■ **To do**
All of the data, from the first line to the last, should be reproduced without alteration.

·····

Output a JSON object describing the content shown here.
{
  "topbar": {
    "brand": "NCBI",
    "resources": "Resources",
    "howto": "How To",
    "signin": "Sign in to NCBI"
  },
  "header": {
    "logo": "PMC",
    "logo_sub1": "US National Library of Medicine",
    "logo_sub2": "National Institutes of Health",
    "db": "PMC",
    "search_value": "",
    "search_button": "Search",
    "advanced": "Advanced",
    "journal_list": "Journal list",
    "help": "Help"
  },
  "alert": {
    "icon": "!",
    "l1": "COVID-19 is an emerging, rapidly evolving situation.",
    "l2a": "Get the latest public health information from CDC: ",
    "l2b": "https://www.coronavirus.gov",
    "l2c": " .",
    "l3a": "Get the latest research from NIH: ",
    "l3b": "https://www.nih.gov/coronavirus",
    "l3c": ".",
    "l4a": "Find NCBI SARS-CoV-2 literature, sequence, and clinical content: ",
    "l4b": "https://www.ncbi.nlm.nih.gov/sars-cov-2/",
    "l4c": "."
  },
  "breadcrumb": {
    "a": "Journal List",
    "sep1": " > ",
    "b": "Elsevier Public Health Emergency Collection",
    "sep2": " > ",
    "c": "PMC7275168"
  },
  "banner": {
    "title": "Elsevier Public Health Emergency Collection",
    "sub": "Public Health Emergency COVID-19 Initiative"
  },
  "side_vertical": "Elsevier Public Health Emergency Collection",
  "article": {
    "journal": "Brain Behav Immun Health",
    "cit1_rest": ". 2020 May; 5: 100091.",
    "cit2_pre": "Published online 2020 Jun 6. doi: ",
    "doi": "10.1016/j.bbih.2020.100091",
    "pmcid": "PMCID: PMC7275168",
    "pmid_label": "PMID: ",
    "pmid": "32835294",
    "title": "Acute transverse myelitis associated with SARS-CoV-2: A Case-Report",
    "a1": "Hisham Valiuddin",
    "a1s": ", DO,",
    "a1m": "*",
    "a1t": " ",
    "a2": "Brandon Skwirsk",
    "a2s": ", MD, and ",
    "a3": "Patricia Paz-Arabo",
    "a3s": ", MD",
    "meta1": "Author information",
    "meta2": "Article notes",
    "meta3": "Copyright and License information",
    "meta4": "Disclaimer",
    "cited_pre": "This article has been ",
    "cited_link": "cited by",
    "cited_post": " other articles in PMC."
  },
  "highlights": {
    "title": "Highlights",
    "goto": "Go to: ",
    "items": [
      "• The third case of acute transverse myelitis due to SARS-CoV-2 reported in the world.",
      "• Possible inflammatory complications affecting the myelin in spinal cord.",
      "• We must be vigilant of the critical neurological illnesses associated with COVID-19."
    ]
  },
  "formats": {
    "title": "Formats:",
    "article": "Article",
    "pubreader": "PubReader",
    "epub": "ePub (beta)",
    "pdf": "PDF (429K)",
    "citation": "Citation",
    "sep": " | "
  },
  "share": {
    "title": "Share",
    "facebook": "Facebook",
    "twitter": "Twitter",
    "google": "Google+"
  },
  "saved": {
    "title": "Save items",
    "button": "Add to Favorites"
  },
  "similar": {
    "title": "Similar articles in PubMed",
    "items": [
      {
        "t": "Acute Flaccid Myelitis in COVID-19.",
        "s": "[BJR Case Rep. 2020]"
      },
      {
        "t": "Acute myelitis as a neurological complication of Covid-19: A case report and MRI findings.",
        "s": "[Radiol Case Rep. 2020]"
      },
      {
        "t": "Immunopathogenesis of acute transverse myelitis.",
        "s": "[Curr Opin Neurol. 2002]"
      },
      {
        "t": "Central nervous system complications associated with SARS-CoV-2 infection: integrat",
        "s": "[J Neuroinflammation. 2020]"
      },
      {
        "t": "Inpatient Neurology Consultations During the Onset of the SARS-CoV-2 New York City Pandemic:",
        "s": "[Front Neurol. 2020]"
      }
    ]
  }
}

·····

■ **Reply**
Output a JSON object describing the content shown here.
{
  "topbar": {
    "brand": "NCBI",
    "resources": "Resources",
    "howto": "How To",
    "signin": "Sign in to NCBI"
  },
  "header": {
    "logo": "PMC",
    "logo_sub1": "US National Library of Medicine",
    "logo_sub2": "National Institutes of Health",
    "db": "PMC",
    "search_value": "",
    "search_button": "Search",
    "advanced": "Advanced",
    "journal_list": "Journal list",
    "help": "Help"
  },
  "alert": {
    "icon": "!",
    "l1": "COVID-19 is an emerging, rapidly evolving situation.",
    "l2a": "Get the latest public health information from CDC: ",
    "l2b": "https://www.coronavirus.gov",
    "l2c": " .",
    "l3a": "Get the latest research from NIH: ",
    "l3b": "https://www.nih.gov/coronavirus",
    "l3c": ".",
    "l4a": "Find NCBI SARS-CoV-2 literature, sequence, and clinical content: ",
    "l4b": "https://www.ncbi.nlm.nih.gov/sars-cov-2/",
    "l4c": "."
  },
  "breadcrumb": {
    "a": "Journal List",
    "sep1": " > ",
    "b": "Elsevier Public Health Emergency Collection",
    "sep2": " > ",
    "c": "PMC7275168"
  },
  "banner": {
    "title": "Elsevier Public Health Emergency Collection",
    "sub": "Public Health Emergency COVID-19 Initiative"
  },
  "side_vertical": "Elsevier Public Health Emergency Collection",
  "article": {
    "journal": "Brain Behav Immun Health",
    "cit1_rest": ". 2020 May; 5: 100091.",
    "cit2_pre": "Published online 2020 Jun 6. doi: ",
    "doi": "10.1016/j.bbih.2020.100091",
    "pmcid": "PMCID: PMC7275168",
    "pmid_label": "PMID: ",
    "pmid": "32835294",
    "title": "Acute transverse myelitis associated with SARS-CoV-2: A Case-Report",
    "a1": "Hisham Valiuddin",
    "a1s": ", DO,",
    "a1m": "*",
    "a1t": " ",
    "a2": "Brandon Skwirsk",
    "a2s": ", MD, and ",
    "a3": "Patricia Paz-Arabo",
    "a3s": ", MD",
    "meta1": "Author information",
    "meta2": "Article notes",
    "meta3": "Copyright and License information",
    "meta4": "Disclaimer",
    "cited_pre": "This article has been ",
    "cited_link": "cited by",
    "cited_post": " other articles in PMC."
  },
  "highlights": {
    "title": "Highlights",
    "goto": "Go to: ",
    "items": [
      "• The third case of acute transverse myelitis due to SARS-CoV-2 reported in the world.",
      "• Possible inflammatory complications affecting the myelin in spinal cord.",
      "• We must be vigilant of the critical neurological illnesses associated with COVID-19."
    ]
  },
  "formats": {
    "title": "Formats:",
    "article": "Article",
    "pubreader": "PubReader",
    "epub": "ePub (beta)",
    "pdf": "PDF (429K)",
    "citation": "Citation",
    "sep": " | "
  },
  "share": {
    "title": "Share",
    "facebook": "Facebook",
    "twitter": "Twitter",
    "google": "Google+"
  },
  "saved": {
    "title": "Save items",
    "button": "Add to Favorites"
  },
  "similar": {
    "title": "Similar articles in PubMed",
    "items": [
      {
        "t": "Acute Flaccid Myelitis in COVID-19.",
        "s": "[BJR Case Rep. 2020]"
      },
      {
        "t": "Acute myelitis as a neurological complication of Covid-19: A case report and MRI findings.",
        "s": "[Radiol Case Rep. 2020]"
      },
      {
        "t": "Immunopathogenesis of acute transverse myelitis.",
        "s": "[Curr Opin Neurol. 2002]"
      },
      {
        "t": "Central nervous system complications associated with SARS-CoV-2 infection: integrat",
        "s": "[J Neuroinflammation. 2020]"
      },
      {
        "t": "Inpatient Neurology Consultations During the Onset of the SARS-CoV-2 New York City Pandemic:",
        "s": "[Front Neurol. 2020]"
      }
    ]
  }
}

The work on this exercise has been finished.